“… All I know about the Jews was what came out of the loudspeaker or what was given to us to read. We were told that they were the cause of all our misfortunes… Trying to get on top of us, they caused war, poverty, hunger, unemployment…
“An order was given, and we marched towards the huddled mass of Jews. There were a hundred of them or perhaps two hundred, including many children who stared at us with anxious eyes… A truck arrived with cans of petrol which we unloaded and took into a house… Then we began to drive the Jews into the house… After a few minutes there was no Jew left on the street. Then another truck came up full of more Jews, and they too were crammed into the house with the others. Then the door was locked, and a machine gun was posted opposite… We heard screams and saw the flames eat their way from floor to floor. We had our rifles ready to shoot down anyone who tried to escape from that blazing hell…”
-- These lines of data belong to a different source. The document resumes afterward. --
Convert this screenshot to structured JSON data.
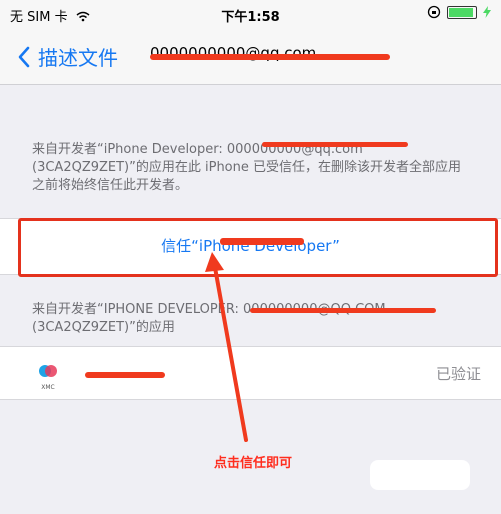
{
  "status_bar": {
    "carrier": "无 SIM 卡",
    "time": "下午1:58"
  },
  "nav": {
    "back_label": "描述文件",
    "title": "0000000000@qq.com"
  },
  "developer_section": {
    "note": "来自开发者“iPhone Developer: 000000000@qq.com (3CA2QZ9ZET)”的应用在此 iPhone 已受信任，在删除该开发者全部应用之前将始终信任此开发者。",
    "trust_button": "信任“iPhone Developer”"
  },
  "apps_section": {
    "header": "来自开发者“IPHONE DEVELOPER: 000000000@QQ.COM (3CA2QZ9ZET)”的应用",
    "app_name": "XMC",
    "icon_text": "XMC",
    "status": "已验证"
  },
  "annotation": {
    "hint": "点击信任即可"
  },
  "colors": {
    "accent": "#1678f2",
    "annotation": "#e4321d"
  }
}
The soldier, terrified of dying with this guilt, begs the Jew to forgive him. Having listened to the confession for several hours–“torn between horror and compassion for the dying man”—the Jew finally walks away without speaking.
That young Jew was actually Simon Wiesenthal, himself.
Released in 1945 from the Kraków-Płaszów concentration camp, he learned that eighty-nine of his relatives had died during the Holocaust, including his mother in the Belzec extermination camp and his mother-in-law who was shot in the stairway of her home.
The question Wiesenthal asks of us is this: Was he right to say nothing at all, thus withholding his forgiveness? Or was he wrong to let the young Nazi die unforgiven for his crime?
What would you have done? ~ Carol